General Submission : Instance definition. 3.2.4

From the Power Working Group,
Section 3.2.4 - Instance

One of the fundamental issues RV-C had to address is the plethora of devices in an RV that have multiple installations. An RV may have seven or more awnings, four climate control zones, two or more inverters, and dozens of lights, keypads, and the ilk. This factor had to be addressed in a simple, direct manner. The means the committee devised is called "Instancing".

Devices in RV-C are defined as either single-instance or multiple-instance. There are very few of the former items - generator, GPS and chassis being examples. Data packets for these devices have no special provisions for identifying the source or target of the packet. But data packets involving multiple-instance devices always have as the first data byte the "Instance" for the source or target device. The Instance is a tag that identifies which specific physical device of a particular type within the RV is referenced in the DGN. For example, Awning Instance 1 refers to the main patio awning, whereas Awning Instance 2 refers to a different awning on the same RV.
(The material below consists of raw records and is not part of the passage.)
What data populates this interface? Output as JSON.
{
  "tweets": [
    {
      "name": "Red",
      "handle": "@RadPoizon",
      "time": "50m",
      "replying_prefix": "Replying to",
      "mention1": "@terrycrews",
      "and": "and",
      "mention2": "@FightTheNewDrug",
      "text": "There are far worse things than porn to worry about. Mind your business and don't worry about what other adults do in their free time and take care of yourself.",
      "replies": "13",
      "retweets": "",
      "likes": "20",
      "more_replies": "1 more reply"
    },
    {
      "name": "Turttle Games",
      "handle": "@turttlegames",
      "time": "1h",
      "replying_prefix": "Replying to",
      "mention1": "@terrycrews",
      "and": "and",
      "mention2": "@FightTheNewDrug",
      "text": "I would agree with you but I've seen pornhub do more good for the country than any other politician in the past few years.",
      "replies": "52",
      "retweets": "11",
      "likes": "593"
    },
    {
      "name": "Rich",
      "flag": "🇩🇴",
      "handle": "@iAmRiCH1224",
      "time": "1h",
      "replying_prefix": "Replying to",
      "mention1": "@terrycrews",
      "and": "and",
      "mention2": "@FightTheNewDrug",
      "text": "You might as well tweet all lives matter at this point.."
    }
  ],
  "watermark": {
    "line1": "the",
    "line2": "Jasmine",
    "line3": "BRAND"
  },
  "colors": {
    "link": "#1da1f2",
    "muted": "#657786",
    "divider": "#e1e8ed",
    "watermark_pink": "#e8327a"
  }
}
Instances are always in reference to a device type, so instance numbers can be duplicated across devices. There may be an Awning Instance 1, a Thermostat Instance 1, and a DC Load Instance 1, all coexisting on the network. Every instanced DGN is specific to a particular device type, and are organized accordingly in the RV-C protocol document.

The Instance is completely distinct from the Source Address. The Source Address identifies the CAN node - that is, the microprocessor that is sending and receiving data. The Instance identifies the physical device - awning, inverter, tank, etc.. - being described or commanded in the message. The Instance is always a single data byte, usually with a value from 1 to 250. (Some devices have limitations on the range of values, and some devices have more complicated schemes.) In most cases the value is arbitrary, though for some devices RV-C assigns a specific meaning to certain numbers. In almost all cases, zero is not a valid Instance.

For example, for an Awning Instance 1 is defined as the Main Patio Awning. A large RV may have several smaller awnings assigned Instances 2 and higher. Any command to the patio awning would have a first data byte of 1, and any status information about that awning would also have the same first data byte. The same would be true for the other awnings, with the appropriate Instance put in the first data byte.

The Instances always refer to the physical device rather than the microprocessor that is processing the message. A single microprocessor often handles several device Instances. For example, a wall thermostat may handle several climate control zones. The microprocessor in that thermostat would send and parse messages for each climate control zone Instance independently. It is even possible (though rare) for one device Instance to be spread over multiple microprocessors. Each processor would have different Source Address, but use the same Instance.

RV-C does not specify how the Instance is assigned to a device. A general PGN is provided, but manufacturers may also use dip switches, jumpers, or even hard-coding to establish which physical device is assigned each Instance.